Symptoms of peroneal tendinopathy include:
- Aching pain on the outside of the ankle, especially with activity.
- Pain that decreases with rest.
- Swelling or tenderness behind the ankle bone on the outside of the ankle.
- Pain and weakness when actively moving the foot in an outward direction.
What are the symptoms of heel bursitis?
What are the symptoms of heel bursitis?
- Pain and swelling in or behind your heel.
- Increased pain when standing on your toes.
- Your heel and the surrounding area feel warm to the touch.
- Change in skin color around your heel.
What is Sever’s disease?
Sever’s disease is a painful condition of the heel that occurs in growing children. It happens when the tendon that attaches to the back of the heel (the Achilles tendon) pulls on the growth plate (the apophysis) of the bone of the heel (the calcaneus).
What can be mistaken for plantar fasciitis?
These include sciatica, tarsal tunnel syndrome, entrapment of the lateral plantar nerve, rupture of the plantar fascia, calcaneal stress fracture and calcaneal apophysitis (Sever’s disease).
How long does peroneal tendonitis take to heal?
Peroneal tendinitis generally takes 6-8 weeks to improve and early activity on a healing tendon can result in a set back in recovery. Non-compliance can double the recovery time and can be very frustrating for patients. Early and aggressive conservative treatment is recommended to prevent further tendon injury. Dr.
How do you get rid of heel bursitis?
Put ice on the heel several times a day. Take nonsteroidal anti-inflammatory drugs (NSAIDs), such as ibuprofen. Try using over-the-counter or custom heel wedges in your shoe to help decrease stress on the heel. Try ultrasound treatment during physical therapy to reduce inflammation.
What does heel bursitis look like?
Early symptoms of posterior Achilles tendon bursitis may include redness, pain, and warmth at the back of the heel. Later, the top layer of skin may wear away. After several months, a bursa, which looks like a raised, red or flesh-colored area (nodule) that is tender and soft, forms and becomes inflamed.
What is the side of the heel called?
The sinus tarsi, referred to as “the eye of the foot,” refers to the space on the outside of the foot between the ankle and heel bone. This space, while small, contains several ligaments, as well as fatty tissue, tendons, nerves, and blood vessels.
Is it OK to walk with peroneal tendonitis?
Because overuse of the tendons often causes peroneal tendonitis, rest is crucial to help them heal. The individual should avoid walking or any other activities that may aggravate the injury until the pain has gone. The area needs time to recover and, in time, the pain will lessen.
Should I go to the doctor for peroneal tendonitis?

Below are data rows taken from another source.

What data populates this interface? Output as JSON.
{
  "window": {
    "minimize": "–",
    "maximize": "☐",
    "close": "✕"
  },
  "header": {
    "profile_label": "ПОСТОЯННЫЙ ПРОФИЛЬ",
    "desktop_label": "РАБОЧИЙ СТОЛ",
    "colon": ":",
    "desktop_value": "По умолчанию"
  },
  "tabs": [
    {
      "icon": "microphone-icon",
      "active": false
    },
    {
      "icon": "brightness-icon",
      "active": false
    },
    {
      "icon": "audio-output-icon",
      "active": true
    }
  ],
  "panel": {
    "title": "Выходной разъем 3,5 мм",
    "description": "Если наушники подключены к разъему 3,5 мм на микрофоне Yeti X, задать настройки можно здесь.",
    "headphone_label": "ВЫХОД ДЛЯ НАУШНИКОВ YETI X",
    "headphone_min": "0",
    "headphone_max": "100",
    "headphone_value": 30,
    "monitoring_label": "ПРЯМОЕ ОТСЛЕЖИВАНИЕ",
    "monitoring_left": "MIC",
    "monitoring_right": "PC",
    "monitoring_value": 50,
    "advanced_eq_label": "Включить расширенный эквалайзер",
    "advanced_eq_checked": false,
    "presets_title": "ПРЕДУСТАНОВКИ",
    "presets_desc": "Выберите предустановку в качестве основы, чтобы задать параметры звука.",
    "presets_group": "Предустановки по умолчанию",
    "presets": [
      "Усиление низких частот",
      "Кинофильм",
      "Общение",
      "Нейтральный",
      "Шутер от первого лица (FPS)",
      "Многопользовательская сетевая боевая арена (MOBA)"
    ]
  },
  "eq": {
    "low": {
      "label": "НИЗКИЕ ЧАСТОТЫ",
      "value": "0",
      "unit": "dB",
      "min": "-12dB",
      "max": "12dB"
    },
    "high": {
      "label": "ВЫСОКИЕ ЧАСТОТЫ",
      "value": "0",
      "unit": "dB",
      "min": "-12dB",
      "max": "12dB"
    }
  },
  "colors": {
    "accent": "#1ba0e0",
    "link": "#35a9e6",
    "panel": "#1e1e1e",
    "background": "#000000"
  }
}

When to see a doctor Most cases of tendonitis respond to self-care measures and can be treated with rest, physical therapy, and medications that reduce pain and swelling. But if your symptoms get worse or if you develop additional symptoms you should call your doctor sooner rather than later.